*Required action*.
Every entry below needs to be repeated exactly as written.

───── Exercise input

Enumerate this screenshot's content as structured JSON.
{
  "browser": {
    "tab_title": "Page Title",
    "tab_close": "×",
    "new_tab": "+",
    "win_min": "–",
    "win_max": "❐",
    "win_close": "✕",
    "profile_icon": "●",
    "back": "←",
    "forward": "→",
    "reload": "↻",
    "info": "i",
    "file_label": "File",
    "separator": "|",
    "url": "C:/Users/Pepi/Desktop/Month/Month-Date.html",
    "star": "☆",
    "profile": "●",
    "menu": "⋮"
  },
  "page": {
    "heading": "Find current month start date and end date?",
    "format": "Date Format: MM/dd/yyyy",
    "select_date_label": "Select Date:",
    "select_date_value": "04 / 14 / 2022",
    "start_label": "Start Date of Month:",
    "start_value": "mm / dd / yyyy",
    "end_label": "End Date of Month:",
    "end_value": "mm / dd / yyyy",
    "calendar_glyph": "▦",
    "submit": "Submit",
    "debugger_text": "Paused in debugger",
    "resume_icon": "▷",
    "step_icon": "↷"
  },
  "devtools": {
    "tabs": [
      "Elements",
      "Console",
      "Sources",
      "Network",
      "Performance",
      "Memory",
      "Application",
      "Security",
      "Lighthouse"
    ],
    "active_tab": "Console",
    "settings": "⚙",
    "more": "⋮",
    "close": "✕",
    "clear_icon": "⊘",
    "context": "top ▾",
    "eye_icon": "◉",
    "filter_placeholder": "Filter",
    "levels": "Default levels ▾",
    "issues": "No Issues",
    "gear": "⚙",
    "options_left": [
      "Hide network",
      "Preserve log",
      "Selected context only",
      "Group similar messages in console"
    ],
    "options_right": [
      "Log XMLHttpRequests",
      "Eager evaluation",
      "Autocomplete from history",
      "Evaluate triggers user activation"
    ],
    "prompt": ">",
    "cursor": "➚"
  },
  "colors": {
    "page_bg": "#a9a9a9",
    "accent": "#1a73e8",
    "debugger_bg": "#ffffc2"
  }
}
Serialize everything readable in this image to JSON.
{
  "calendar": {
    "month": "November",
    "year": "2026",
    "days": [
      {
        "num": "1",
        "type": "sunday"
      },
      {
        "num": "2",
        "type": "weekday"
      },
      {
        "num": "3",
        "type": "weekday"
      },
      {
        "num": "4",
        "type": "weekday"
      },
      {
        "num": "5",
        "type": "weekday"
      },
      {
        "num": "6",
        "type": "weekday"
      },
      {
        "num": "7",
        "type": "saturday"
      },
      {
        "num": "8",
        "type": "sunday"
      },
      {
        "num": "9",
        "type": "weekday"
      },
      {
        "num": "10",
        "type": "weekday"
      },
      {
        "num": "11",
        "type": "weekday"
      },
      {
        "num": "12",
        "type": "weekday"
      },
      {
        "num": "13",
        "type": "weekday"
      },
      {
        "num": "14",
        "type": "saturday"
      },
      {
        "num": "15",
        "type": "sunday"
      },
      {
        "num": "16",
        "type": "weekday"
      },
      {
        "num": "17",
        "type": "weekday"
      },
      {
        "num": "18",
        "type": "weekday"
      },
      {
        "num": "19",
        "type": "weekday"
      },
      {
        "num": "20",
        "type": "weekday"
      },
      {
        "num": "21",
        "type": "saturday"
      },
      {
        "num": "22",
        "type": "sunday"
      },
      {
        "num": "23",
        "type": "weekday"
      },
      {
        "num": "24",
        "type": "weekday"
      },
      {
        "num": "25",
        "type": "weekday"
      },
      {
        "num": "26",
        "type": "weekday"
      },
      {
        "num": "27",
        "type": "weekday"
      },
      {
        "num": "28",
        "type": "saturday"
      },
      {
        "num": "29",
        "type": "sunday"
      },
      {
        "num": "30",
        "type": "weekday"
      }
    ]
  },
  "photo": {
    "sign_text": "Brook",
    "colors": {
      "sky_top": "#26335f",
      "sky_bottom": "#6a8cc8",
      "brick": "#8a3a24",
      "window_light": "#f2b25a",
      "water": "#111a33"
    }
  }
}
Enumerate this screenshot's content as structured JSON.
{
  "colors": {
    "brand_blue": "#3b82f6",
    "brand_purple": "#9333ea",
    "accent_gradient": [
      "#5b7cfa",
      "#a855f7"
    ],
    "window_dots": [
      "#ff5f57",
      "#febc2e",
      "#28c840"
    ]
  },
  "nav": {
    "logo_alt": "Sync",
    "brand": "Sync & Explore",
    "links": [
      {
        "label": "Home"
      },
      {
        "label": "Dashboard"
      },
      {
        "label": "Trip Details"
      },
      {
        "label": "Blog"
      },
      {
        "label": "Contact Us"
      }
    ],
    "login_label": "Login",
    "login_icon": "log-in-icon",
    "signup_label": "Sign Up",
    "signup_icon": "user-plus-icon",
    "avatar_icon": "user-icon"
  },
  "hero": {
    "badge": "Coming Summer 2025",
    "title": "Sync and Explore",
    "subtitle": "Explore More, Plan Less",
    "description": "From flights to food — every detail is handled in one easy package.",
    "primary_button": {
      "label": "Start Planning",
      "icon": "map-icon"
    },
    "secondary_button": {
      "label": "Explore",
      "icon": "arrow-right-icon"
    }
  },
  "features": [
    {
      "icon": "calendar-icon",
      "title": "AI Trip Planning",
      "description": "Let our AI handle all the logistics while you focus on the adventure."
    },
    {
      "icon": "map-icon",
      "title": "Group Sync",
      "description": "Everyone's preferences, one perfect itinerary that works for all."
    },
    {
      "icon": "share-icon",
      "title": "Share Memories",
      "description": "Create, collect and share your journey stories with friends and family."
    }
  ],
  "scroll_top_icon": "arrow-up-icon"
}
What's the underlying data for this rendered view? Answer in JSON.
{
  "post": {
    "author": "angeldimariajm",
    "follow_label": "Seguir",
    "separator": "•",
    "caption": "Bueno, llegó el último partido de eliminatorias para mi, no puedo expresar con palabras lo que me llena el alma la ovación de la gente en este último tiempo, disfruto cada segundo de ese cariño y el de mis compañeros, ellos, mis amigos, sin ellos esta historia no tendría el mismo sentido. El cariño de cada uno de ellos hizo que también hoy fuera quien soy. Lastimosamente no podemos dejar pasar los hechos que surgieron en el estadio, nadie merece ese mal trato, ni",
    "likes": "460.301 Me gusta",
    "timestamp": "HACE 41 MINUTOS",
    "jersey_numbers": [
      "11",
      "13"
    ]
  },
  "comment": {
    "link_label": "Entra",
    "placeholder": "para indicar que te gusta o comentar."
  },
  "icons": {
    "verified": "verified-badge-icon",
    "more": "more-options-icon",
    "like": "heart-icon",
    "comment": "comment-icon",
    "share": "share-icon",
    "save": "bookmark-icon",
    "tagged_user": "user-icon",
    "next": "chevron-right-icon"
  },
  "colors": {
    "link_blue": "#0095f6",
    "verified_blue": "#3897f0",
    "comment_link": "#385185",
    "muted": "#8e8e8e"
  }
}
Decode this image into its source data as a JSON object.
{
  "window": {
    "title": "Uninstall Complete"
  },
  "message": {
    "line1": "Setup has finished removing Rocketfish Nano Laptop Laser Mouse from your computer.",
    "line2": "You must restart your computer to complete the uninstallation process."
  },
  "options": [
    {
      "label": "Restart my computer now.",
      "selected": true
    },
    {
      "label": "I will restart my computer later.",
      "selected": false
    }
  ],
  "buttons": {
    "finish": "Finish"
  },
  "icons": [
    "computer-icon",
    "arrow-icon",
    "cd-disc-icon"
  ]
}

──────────

*Expected answer*.
Enumerate this screenshot's content as structured JSON.
{
  "browser": {
    "tab_title": "Page Title",
    "tab_close": "×",
    "new_tab": "+",
    "win_min": "–",
    "win_max": "❐",
    "win_close": "✕",
    "profile_icon": "●",
    "back": "←",
    "forward": "→",
    "reload": "↻",
    "info": "i",
    "file_label": "File",
    "separator": "|",
    "url": "C:/Users/Pepi/Desktop/Month/Month-Date.html",
    "star": "☆",
    "profile": "●",
    "menu": "⋮"
  },
  "page": {
    "heading": "Find current month start date and end date?",
    "format": "Date Format: MM/dd/yyyy",
    "select_date_label": "Select Date:",
    "select_date_value": "04 / 14 / 2022",
    "start_label": "Start Date of Month:",
    "start_value": "mm / dd / yyyy",
    "end_label": "End Date of Month:",
    "end_value": "mm / dd / yyyy",
    "calendar_glyph": "▦",
    "submit": "Submit",
    "debugger_text": "Paused in debugger",
    "resume_icon": "▷",
    "step_icon": "↷"
  },
  "devtools": {
    "tabs": [
      "Elements",
      "Console",
      "Sources",
      "Network",
      "Performance",
      "Memory",
      "Application",
      "Security",
      "Lighthouse"
    ],
    "active_tab": "Console",
    "settings": "⚙",
    "more": "⋮",
    "close": "✕",
    "clear_icon": "⊘",
    "context": "top ▾",
    "eye_icon": "◉",
    "filter_placeholder": "Filter",
    "levels": "Default levels ▾",
    "issues": "No Issues",
    "gear": "⚙",
    "options_left": [
      "Hide network",
      "Preserve log",
      "Selected context only",
      "Group similar messages in console"
    ],
    "options_right": [
      "Log XMLHttpRequests",
      "Eager evaluation",
      "Autocomplete from history",
      "Evaluate triggers user activation"
    ],
    "prompt": ">",
    "cursor": "➚"
  },
  "colors": {
    "page_bg": "#a9a9a9",
    "accent": "#1a73e8",
    "debugger_bg": "#ffffc2"
  }
}
Serialize everything readable in this image to JSON.
{
  "calendar": {
    "month": "November",
    "year": "2026",
    "days": [
      {
        "num": "1",
        "type": "sunday"
      },
      {
        "num": "2",
        "type": "weekday"
      },
      {
        "num": "3",
        "type": "weekday"
      },
      {
        "num": "4",
        "type": "weekday"
      },
      {
        "num": "5",
        "type": "weekday"
      },
      {
        "num": "6",
        "type": "weekday"
      },
      {
        "num": "7",
        "type": "saturday"
      },
      {
        "num": "8",
        "type": "sunday"
      },
      {
        "num": "9",
        "type": "weekday"
      },
      {
        "num": "10",
        "type": "weekday"
      },
      {
        "num": "11",
        "type": "weekday"
      },
      {
        "num": "12",
        "type": "weekday"
      },
      {
        "num": "13",
        "type": "weekday"
      },
      {
        "num": "14",
        "type": "saturday"
      },
      {
        "num": "15",
        "type": "sunday"
      },
      {
        "num": "16",
        "type": "weekday"
      },
      {
        "num": "17",
        "type": "weekday"
      },
      {
        "num": "18",
        "type": "weekday"
      },
      {
        "num": "19",
        "type": "weekday"
      },
      {
        "num": "20",
        "type": "weekday"
      },
      {
        "num": "21",
        "type": "saturday"
      },
      {
        "num": "22",
        "type": "sunday"
      },
      {
        "num": "23",
        "type": "weekday"
      },
      {
        "num": "24",
        "type": "weekday"
      },
      {
        "num": "25",
        "type": "weekday"
      },
      {
        "num": "26",
        "type": "weekday"
      },
      {
        "num": "27",
        "type": "weekday"
      },
      {
        "num": "28",
        "type": "saturday"
      },
      {
        "num": "29",
        "type": "sunday"
      },
      {
        "num": "30",
        "type": "weekday"
      }
    ]
  },
  "photo": {
    "sign_text": "Brook",
    "colors": {
      "sky_top": "#26335f",
      "sky_bottom": "#6a8cc8",
      "brick": "#8a3a24",
      "window_light": "#f2b25a",
      "water": "#111a33"
    }
  }
}
Enumerate this screenshot's content as structured JSON.
{
  "colors": {
    "brand_blue": "#3b82f6",
    "brand_purple": "#9333ea",
    "accent_gradient": [
      "#5b7cfa",
      "#a855f7"
    ],
    "window_dots": [
      "#ff5f57",
      "#febc2e",
      "#28c840"
    ]
  },
  "nav": {
    "logo_alt": "Sync",
    "brand": "Sync & Explore",
    "links": [
      {
        "label": "Home"
      },
      {
        "label": "Dashboard"
      },
      {
        "label": "Trip Details"
      },
      {
        "label": "Blog"
      },
      {
        "label": "Contact Us"
      }
    ],
    "login_label": "Login",
    "login_icon": "log-in-icon",
    "signup_label": "Sign Up",
    "signup_icon": "user-plus-icon",
    "avatar_icon": "user-icon"
  },
  "hero": {
    "badge": "Coming Summer 2025",
    "title": "Sync and Explore",
    "subtitle": "Explore More, Plan Less",
    "description": "From flights to food — every detail is handled in one easy package.",
    "primary_button": {
      "label": "Start Planning",
      "icon": "map-icon"
    },
    "secondary_button": {
      "label": "Explore",
      "icon": "arrow-right-icon"
    }
  },
  "features": [
    {
      "icon": "calendar-icon",
      "title": "AI Trip Planning",
      "description": "Let our AI handle all the logistics while you focus on the adventure."
    },
    {
      "icon": "map-icon",
      "title": "Group Sync",
      "description": "Everyone's preferences, one perfect itinerary that works for all."
    },
    {
      "icon": "share-icon",
      "title": "Share Memories",
      "description": "Create, collect and share your journey stories with friends and family."
    }
  ],
  "scroll_top_icon": "arrow-up-icon"
}
What's the underlying data for this rendered view? Answer in JSON.
{
  "post": {
    "author": "angeldimariajm",
    "follow_label": "Seguir",
    "separator": "•",
    "caption": "Bueno, llegó el último partido de eliminatorias para mi, no puedo expresar con palabras lo que me llena el alma la ovación de la gente en este último tiempo, disfruto cada segundo de ese cariño y el de mis compañeros, ellos, mis amigos, sin ellos esta historia no tendría el mismo sentido. El cariño de cada uno de ellos hizo que también hoy fuera quien soy. Lastimosamente no podemos dejar pasar los hechos que surgieron en el estadio, nadie merece ese mal trato, ni",
    "likes": "460.301 Me gusta",
    "timestamp": "HACE 41 MINUTOS",
    "jersey_numbers": [
      "11",
      "13"
    ]
  },
  "comment": {
    "link_label": "Entra",
    "placeholder": "para indicar que te gusta o comentar."
  },
  "icons": {
    "verified": "verified-badge-icon",
    "more": "more-options-icon",
    "like": "heart-icon",
    "comment": "comment-icon",
    "share": "share-icon",
    "save": "bookmark-icon",
    "tagged_user": "user-icon",
    "next": "chevron-right-icon"
  },
  "colors": {
    "link_blue": "#0095f6",
    "verified_blue": "#3897f0",
    "comment_link": "#385185",
    "muted": "#8e8e8e"
  }
}
Decode this image into its source data as a JSON object.
{
  "window": {
    "title": "Uninstall Complete"
  },
  "message": {
    "line1": "Setup has finished removing Rocketfish Nano Laptop Laser Mouse from your computer.",
    "line2": "You must restart your computer to complete the uninstallation process."
  },
  "options": [
    {
      "label": "Restart my computer now.",
      "selected": true
    },
    {
      "label": "I will restart my computer later.",
      "selected": false
    }
  ],
  "buttons": {
    "finish": "Finish"
  },
  "icons": [
    "computer-icon",
    "arrow-icon",
    "cd-disc-icon"
  ]
}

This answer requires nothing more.